ACTION ITEM:
Return every entry below without altering a word.

Data records for software interfaces
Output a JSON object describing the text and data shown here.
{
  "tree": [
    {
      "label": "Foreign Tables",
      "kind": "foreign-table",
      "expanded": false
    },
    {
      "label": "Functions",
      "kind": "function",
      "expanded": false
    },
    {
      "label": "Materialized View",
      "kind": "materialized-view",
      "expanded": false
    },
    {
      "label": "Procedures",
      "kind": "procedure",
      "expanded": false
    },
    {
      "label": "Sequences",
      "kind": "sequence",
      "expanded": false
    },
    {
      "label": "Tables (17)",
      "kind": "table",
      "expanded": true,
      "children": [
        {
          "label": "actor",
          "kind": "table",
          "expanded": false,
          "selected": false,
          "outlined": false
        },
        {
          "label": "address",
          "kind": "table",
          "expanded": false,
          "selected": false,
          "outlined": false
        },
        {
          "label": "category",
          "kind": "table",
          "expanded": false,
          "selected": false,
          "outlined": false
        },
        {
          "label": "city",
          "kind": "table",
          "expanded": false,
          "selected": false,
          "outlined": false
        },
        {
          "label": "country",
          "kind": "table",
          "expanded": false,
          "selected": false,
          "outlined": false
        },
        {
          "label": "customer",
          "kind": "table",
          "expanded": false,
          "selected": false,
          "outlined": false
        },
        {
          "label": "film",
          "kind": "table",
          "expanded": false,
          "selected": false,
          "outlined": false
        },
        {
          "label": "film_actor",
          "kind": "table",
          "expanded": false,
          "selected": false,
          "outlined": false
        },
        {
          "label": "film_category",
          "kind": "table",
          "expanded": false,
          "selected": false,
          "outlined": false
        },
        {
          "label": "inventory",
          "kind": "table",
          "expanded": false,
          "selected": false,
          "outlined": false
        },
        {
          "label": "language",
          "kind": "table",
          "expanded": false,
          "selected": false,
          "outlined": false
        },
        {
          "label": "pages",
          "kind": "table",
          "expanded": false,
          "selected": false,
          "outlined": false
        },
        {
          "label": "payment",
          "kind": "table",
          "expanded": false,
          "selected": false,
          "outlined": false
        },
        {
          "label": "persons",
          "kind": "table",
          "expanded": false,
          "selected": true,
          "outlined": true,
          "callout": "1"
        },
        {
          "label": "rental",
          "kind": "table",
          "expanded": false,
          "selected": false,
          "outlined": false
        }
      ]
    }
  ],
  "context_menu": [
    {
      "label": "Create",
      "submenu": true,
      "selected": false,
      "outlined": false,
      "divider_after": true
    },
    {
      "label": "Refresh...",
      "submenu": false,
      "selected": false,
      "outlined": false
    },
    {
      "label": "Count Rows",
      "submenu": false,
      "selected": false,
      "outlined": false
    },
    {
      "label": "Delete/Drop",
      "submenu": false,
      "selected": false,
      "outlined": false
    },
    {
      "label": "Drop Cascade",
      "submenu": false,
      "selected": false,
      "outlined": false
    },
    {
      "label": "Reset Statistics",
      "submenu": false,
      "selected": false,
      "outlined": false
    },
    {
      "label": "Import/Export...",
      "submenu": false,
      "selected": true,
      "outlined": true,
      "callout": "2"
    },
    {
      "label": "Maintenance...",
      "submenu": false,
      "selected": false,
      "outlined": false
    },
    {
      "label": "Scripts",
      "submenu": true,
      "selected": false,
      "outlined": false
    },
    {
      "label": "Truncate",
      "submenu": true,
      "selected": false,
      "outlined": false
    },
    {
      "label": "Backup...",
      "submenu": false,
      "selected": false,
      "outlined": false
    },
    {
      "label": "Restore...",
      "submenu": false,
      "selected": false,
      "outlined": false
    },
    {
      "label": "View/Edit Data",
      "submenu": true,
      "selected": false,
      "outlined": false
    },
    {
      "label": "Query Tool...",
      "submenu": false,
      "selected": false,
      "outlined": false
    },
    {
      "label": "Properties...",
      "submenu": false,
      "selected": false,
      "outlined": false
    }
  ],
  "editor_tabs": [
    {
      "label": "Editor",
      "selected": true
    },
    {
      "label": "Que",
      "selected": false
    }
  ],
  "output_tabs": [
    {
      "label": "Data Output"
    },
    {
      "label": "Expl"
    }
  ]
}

WRITTEN REPLY:
Output a JSON object describing the text and data shown here.
{
  "tree": [
    {
      "label": "Foreign Tables",
      "kind": "foreign-table",
      "expanded": false
    },
    {
      "label": "Functions",
      "kind": "function",
      "expanded": false
    },
    {
      "label": "Materialized View",
      "kind": "materialized-view",
      "expanded": false
    },
    {
      "label": "Procedures",
      "kind": "procedure",
      "expanded": false
    },
    {
      "label": "Sequences",
      "kind": "sequence",
      "expanded": false
    },
    {
      "label": "Tables (17)",
      "kind": "table",
      "expanded": true,
      "children": [
        {
          "label": "actor",
          "kind": "table",
          "expanded": false,
          "selected": false,
          "outlined": false
        },
        {
          "label": "address",
          "kind": "table",
          "expanded": false,
          "selected": false,
          "outlined": false
        },
        {
          "label": "category",
          "kind": "table",
          "expanded": false,
          "selected": false,
          "outlined": false
        },
        {
          "label": "city",
          "kind": "table",
          "expanded": false,
          "selected": false,
          "outlined": false
        },
        {
          "label": "country",
          "kind": "table",
          "expanded": false,
          "selected": false,
          "outlined": false
        },
        {
          "label": "customer",
          "kind": "table",
          "expanded": false,
          "selected": false,
          "outlined": false
        },
        {
          "label": "film",
          "kind": "table",
          "expanded": false,
          "selected": false,
          "outlined": false
        },
        {
          "label": "film_actor",
          "kind": "table",
          "expanded": false,
          "selected": false,
          "outlined": false
        },
        {
          "label": "film_category",
          "kind": "table",
          "expanded": false,
          "selected": false,
          "outlined": false
        },
        {
          "label": "inventory",
          "kind": "table",
          "expanded": false,
          "selected": false,
          "outlined": false
        },
        {
          "label": "language",
          "kind": "table",
          "expanded": false,
          "selected": false,
          "outlined": false
        },
        {
          "label": "pages",
          "kind": "table",
          "expanded": false,
          "selected": false,
          "outlined": false
        },
        {
          "label": "payment",
          "kind": "table",
          "expanded": false,
          "selected": false,
          "outlined": false
        },
        {
          "label": "persons",
          "kind": "table",
          "expanded": false,
          "selected": true,
          "outlined": true,
          "callout": "1"
        },
        {
          "label": "rental",
          "kind": "table",
          "expanded": false,
          "selected": false,
          "outlined": false
        }
      ]
    }
  ],
  "context_menu": [
    {
      "label": "Create",
      "submenu": true,
      "selected": false,
      "outlined": false,
      "divider_after": true
    },
    {
      "label": "Refresh...",
      "submenu": false,
      "selected": false,
      "outlined": false
    },
    {
      "label": "Count Rows",
      "submenu": false,
      "selected": false,
      "outlined": false
    },
    {
      "label": "Delete/Drop",
      "submenu": false,
      "selected": false,
      "outlined": false
    },
    {
      "label": "Drop Cascade",
      "submenu": false,
      "selected": false,
      "outlined": false
    },
    {
      "label": "Reset Statistics",
      "submenu": false,
      "selected": false,
      "outlined": false
    },
    {
      "label": "Import/Export...",
      "submenu": false,
      "selected": true,
      "outlined": true,
      "callout": "2"
    },
    {
      "label": "Maintenance...",
      "submenu": false,
      "selected": false,
      "outlined": false
    },
    {
      "label": "Scripts",
      "submenu": true,
      "selected": false,
      "outlined": false
    },
    {
      "label": "Truncate",
      "submenu": true,
      "selected": false,
      "outlined": false
    },
    {
      "label": "Backup...",
      "submenu": false,
      "selected": false,
      "outlined": false
    },
    {
      "label": "Restore...",
      "submenu": false,
      "selected": false,
      "outlined": false
    },
    {
      "label": "View/Edit Data",
      "submenu": true,
      "selected": false,
      "outlined": false
    },
    {
      "label": "Query Tool...",
      "submenu": false,
      "selected": false,
      "outlined": false
    },
    {
      "label": "Properties...",
      "submenu": false,
      "selected": false,
      "outlined": false
    }
  ],
  "editor_tabs": [
    {
      "label": "Editor",
      "selected": true
    },
    {
      "label": "Que",
      "selected": false
    }
  ],
  "output_tabs": [
    {
      "label": "Data Output"
    },
    {
      "label": "Expl"
    }
  ]
}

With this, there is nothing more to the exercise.